*** Opening SUPPLIED RECORDS ***

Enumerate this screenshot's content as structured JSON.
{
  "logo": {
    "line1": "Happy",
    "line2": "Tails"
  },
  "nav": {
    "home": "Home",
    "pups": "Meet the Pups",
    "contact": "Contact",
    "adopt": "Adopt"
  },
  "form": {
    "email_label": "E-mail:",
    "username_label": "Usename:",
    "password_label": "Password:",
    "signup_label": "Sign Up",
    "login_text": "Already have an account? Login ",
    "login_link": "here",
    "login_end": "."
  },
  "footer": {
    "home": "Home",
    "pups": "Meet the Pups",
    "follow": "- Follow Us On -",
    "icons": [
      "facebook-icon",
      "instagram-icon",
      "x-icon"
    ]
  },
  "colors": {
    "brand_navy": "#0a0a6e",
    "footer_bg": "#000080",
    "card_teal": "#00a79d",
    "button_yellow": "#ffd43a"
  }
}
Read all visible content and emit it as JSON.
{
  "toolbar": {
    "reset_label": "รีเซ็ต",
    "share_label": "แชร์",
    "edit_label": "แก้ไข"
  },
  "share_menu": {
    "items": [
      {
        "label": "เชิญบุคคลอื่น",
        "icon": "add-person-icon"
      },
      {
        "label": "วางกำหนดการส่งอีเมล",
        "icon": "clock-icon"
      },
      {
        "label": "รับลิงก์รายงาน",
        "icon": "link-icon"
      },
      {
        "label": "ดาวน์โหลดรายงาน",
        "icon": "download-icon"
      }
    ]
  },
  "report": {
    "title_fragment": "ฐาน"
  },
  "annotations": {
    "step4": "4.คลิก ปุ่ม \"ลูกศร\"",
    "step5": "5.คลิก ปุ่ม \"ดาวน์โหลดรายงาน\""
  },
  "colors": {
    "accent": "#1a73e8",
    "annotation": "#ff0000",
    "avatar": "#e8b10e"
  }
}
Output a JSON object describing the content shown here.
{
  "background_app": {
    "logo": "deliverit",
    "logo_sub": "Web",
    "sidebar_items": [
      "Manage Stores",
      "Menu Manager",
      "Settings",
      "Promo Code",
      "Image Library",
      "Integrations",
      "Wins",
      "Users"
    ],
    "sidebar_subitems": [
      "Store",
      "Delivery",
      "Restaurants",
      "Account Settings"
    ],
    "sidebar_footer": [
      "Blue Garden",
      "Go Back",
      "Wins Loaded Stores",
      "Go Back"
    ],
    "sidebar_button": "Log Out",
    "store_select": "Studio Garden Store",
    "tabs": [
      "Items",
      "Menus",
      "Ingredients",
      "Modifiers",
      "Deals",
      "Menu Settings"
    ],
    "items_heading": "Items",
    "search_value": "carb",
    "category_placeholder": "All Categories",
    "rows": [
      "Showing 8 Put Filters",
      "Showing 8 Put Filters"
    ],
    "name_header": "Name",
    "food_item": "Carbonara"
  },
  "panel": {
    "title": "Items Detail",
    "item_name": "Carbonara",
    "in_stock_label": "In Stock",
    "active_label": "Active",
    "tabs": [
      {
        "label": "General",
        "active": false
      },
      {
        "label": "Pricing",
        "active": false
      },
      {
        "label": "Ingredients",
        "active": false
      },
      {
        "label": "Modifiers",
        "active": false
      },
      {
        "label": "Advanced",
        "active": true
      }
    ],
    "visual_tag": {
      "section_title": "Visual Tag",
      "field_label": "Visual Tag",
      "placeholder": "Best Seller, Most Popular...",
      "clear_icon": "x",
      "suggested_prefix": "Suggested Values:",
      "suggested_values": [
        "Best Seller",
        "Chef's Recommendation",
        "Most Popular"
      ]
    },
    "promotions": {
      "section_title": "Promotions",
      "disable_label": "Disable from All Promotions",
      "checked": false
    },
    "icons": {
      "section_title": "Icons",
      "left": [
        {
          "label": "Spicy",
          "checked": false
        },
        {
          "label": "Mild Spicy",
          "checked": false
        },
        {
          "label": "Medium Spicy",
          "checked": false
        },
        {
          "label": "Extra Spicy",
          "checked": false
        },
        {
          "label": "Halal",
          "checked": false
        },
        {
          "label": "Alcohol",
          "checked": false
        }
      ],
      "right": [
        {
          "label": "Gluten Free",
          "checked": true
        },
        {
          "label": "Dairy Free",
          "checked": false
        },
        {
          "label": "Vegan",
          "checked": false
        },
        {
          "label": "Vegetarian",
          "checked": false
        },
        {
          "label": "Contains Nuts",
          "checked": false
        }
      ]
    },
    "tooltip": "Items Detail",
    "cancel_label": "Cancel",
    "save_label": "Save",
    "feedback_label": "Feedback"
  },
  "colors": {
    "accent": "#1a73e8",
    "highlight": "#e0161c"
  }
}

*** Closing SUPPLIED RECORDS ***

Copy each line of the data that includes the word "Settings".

      "Settings",
      "Account Settings"
      "Menu Settings"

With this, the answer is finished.